By Peter Galuszka
The Pamlico Sound in North Carolina has long been a bellwether of environmental changes. Different temperatures and salinity levels can affect everything from marsh grass to shrimp catches to fish kills.
Now scientists are finding that more potentially deadly sharks are in this shallow, broad estuary that separates the mainland from the Outer Banks. The reason: rising water temperatures.
More bull sharks are being found in the Pamlico Sound, according to Charles Bangley, a doctoral candidate at East Carolina University in Greenville, N.C.
He found 36 juvenile bull sharks in the sound since 2012. Another study found 113 bull sharks from 1965 to 2011. “It’s possible the Pamlico Sound represents a new nursing area for bull sharks,” he told The Virginian-Pilot.
Why so? Warmer water means that female bull sharks are swimming into the sound through narrow ocean inlets to take advantage of more plentiful food.

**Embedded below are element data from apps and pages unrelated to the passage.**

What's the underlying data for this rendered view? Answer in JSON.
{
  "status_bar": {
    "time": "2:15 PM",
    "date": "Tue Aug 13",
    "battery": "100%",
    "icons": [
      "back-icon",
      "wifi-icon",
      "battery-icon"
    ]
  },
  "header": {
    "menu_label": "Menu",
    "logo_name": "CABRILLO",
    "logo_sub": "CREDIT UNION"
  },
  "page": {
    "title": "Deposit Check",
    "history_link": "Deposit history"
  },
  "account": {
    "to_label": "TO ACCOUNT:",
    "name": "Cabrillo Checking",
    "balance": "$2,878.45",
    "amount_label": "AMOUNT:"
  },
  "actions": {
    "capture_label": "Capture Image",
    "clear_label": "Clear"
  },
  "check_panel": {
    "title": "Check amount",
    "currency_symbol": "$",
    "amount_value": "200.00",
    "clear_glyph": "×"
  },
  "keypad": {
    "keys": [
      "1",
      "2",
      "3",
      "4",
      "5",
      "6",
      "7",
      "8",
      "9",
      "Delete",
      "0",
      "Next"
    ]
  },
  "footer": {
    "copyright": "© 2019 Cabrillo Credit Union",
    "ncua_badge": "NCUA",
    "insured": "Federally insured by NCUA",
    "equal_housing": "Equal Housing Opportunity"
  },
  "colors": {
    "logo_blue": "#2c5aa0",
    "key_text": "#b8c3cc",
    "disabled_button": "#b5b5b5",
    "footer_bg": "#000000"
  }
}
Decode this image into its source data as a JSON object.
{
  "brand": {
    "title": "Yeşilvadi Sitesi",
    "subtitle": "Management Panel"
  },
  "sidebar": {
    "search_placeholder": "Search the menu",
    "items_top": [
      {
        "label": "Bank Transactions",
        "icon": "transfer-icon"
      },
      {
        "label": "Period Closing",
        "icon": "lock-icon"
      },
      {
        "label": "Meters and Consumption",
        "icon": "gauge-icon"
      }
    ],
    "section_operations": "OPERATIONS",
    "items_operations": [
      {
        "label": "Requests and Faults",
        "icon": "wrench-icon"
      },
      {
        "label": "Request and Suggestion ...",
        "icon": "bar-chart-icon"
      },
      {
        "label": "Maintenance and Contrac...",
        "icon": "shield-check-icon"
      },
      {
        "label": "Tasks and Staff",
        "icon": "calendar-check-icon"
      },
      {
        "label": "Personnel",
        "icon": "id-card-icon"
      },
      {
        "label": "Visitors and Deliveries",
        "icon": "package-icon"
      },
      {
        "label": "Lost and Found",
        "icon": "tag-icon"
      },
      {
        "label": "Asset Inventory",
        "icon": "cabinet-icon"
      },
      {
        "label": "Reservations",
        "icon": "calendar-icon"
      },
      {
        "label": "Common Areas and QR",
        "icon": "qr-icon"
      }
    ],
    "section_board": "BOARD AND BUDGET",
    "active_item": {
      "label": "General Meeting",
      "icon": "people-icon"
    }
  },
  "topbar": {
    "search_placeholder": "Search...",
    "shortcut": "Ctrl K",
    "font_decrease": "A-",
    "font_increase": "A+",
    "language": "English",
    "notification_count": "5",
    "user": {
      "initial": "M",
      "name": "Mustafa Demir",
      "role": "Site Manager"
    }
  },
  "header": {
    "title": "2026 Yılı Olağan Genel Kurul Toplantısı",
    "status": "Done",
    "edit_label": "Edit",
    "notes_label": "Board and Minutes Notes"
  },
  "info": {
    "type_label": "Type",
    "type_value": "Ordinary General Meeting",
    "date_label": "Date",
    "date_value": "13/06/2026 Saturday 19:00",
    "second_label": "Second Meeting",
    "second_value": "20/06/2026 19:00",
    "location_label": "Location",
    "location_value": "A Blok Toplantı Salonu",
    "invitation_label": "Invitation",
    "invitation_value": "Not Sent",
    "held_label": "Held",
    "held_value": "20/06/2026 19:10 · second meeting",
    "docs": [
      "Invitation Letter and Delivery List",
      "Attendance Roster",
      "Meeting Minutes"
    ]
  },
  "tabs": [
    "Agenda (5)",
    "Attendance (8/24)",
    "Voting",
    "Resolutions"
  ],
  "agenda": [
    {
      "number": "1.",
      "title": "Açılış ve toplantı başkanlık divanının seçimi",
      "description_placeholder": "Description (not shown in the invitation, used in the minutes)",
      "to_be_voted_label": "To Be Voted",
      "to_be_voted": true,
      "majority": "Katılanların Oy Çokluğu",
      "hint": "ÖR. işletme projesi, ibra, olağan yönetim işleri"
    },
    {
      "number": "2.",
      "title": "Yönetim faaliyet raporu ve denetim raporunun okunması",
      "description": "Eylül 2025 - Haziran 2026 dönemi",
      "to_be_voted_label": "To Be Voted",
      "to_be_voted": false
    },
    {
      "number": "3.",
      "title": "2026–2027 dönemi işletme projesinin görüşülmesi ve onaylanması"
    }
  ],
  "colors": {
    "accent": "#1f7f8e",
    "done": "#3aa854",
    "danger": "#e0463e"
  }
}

They tend to have their young in the sound.
That’s not all. Two great white sharks, potential man eaters, have been seen in the Outer Banks area. One 14-feet-long female was pinged by satellite on the far west side of the Pamlico Sound in January.
Shark fatalities are rare events on the tourist-heavy Outer Banks. The last fatality was in Corolla in 2009. About eight years before that, a man was killed in the surf near Avon.
I’ve seen plenty of sharks diving 20 miles off Cape Hatteras which is a good place to find them since the cold Labrador Current and the warm Gulf Stream meet there, bringing in different species.
And, many years ago, when I was working one college summer as a newspaper reporter in Beaufort County, a gill net fisherman came up with a 10-foot dusky shark in the brackish waters of the Pamlico River where sharks are almost never found. Unusually warm and dry weather that summer meant that less fresh water was flowing into the sound from the Pamlico River and the shark had been swimming into the saltier areas.
The weird thing about bull sharks is that their birthing areas are usually in Florida, scientists believe.
Is this more evidence of (dare I say it) climate change? Could be. A few years ago there was news revealing that breeding populations of alligators had moved farther north. They had been in East Lake, N.C. near Nags Head but now were up near the Virginia border.
I’ll let you know when they reach the Potomac.There are currently no comments highlighted.